Could you tell us more about the course?
The course was set up specifically for the summer school. It is a short three-week course that really invites students to look at urban complexities, urban contradictions and urban opportunities within a very short period. Students are invited to come and learn about London, to explore theoretical concepts and to practically engage with what the city has to offer in terms of contemporary urban processes.

We look at considerations around multi-ethnicities, transnationalism, inclusion and exclusion to understand how migration has shaped the city of London and how it represents the global world through one city. We look at considerations around urban culture, cultural production and urban change – looking at processes like gentrification, vernacular culture, ordinary culture and manufactured culture – to understand how London is currently a city of cultural diversity but also a city of cultural homogeneity.

How do students interact with the city?
The course really hopes to provide students with an opportunity to explore how cities have been shaped, who is involved in shaping them, who benefits from shaping them, and who doesn’t, and to take a critical lens to not only London but their own cities and cities all around the world.

Students are also given the opportunity to share with each other in the classroom; this is complemented by fieldwork where students are encouraged to use a range of research methods to explore the urban. It is quite experimental – they are encouraged to use sound and film as a way of engaging with specific places that we visit. They are also urged to really explore how the theoretical approaches that we do in the class room apply or don’t apply to the areas that we are visiting.

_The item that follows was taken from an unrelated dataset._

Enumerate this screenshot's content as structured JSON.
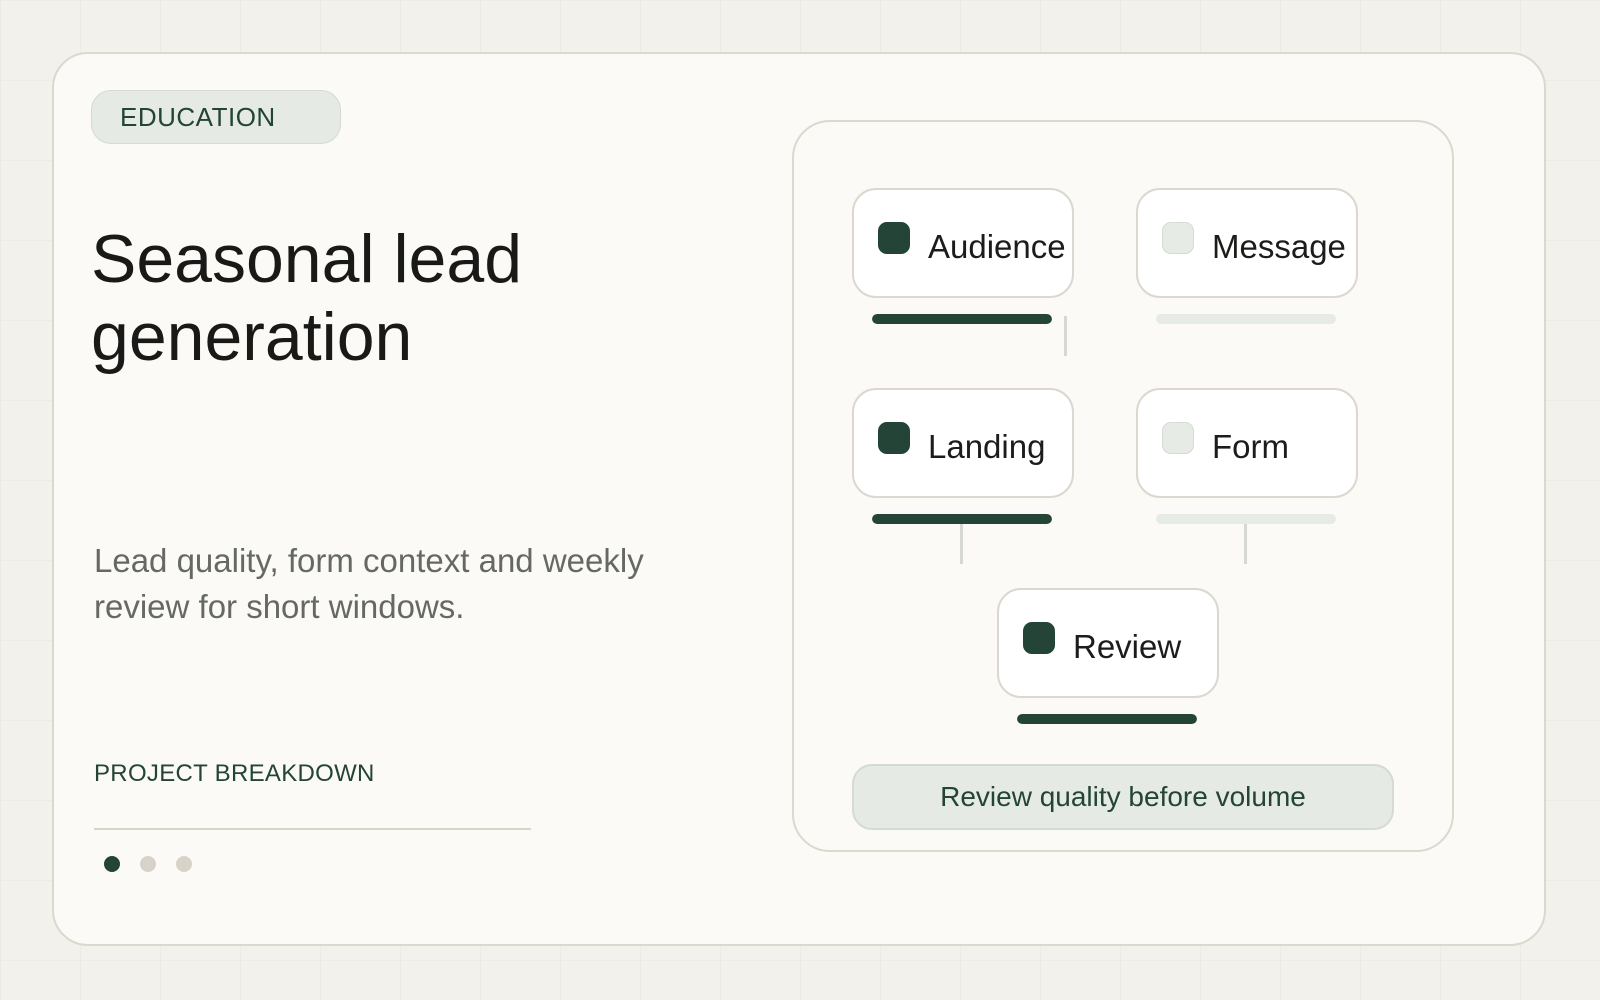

How does the course cultivate a global perspective?
The course uses ‘Global London’ as a pivotal concept to explore a range of urban considerations. We take the concept of global cities as a starting point where we explore the process of globalisation and the ‘world cities/global cities’ concept that has emerged from that.

Students are invited to critique the concepts and to think about the broader implications of these hypotheses. We then counteract the global cities hypothesis with more post-colonial considerations of cities around the world and all the time students are encouraged to reflect on their own cities, to share information and to learn from each other.

Students come from all over the world to study on the summer school and this course really invites them not only to experience, learn and think about London, but then also to go back to their own cities and hopefully to relook at their cities with new eyes, given what they’ve experienced on the course.

How has this been for you, participating in the summer school?
It has been a very enriching experience, because it is really invaluable to hear from a wide range of experiences, to learn from students themselves about their own unique urban spaces but also for them to share. Students are young so they are bringing in a lot of new information I might not have been exposed to and they are also able to create linkages between information I might not have been able to make. It’s a very rewarding experience.

I think for UCL as a whole it is great to have students from all the world, even for a short period of time, because students are able to see how well-located UCL is, the facilities that at here, the professionalism of the teaching and the environment that students learn in.

Even though some students might only be here for a short time, it might be that students return to do post graduate studies in the future.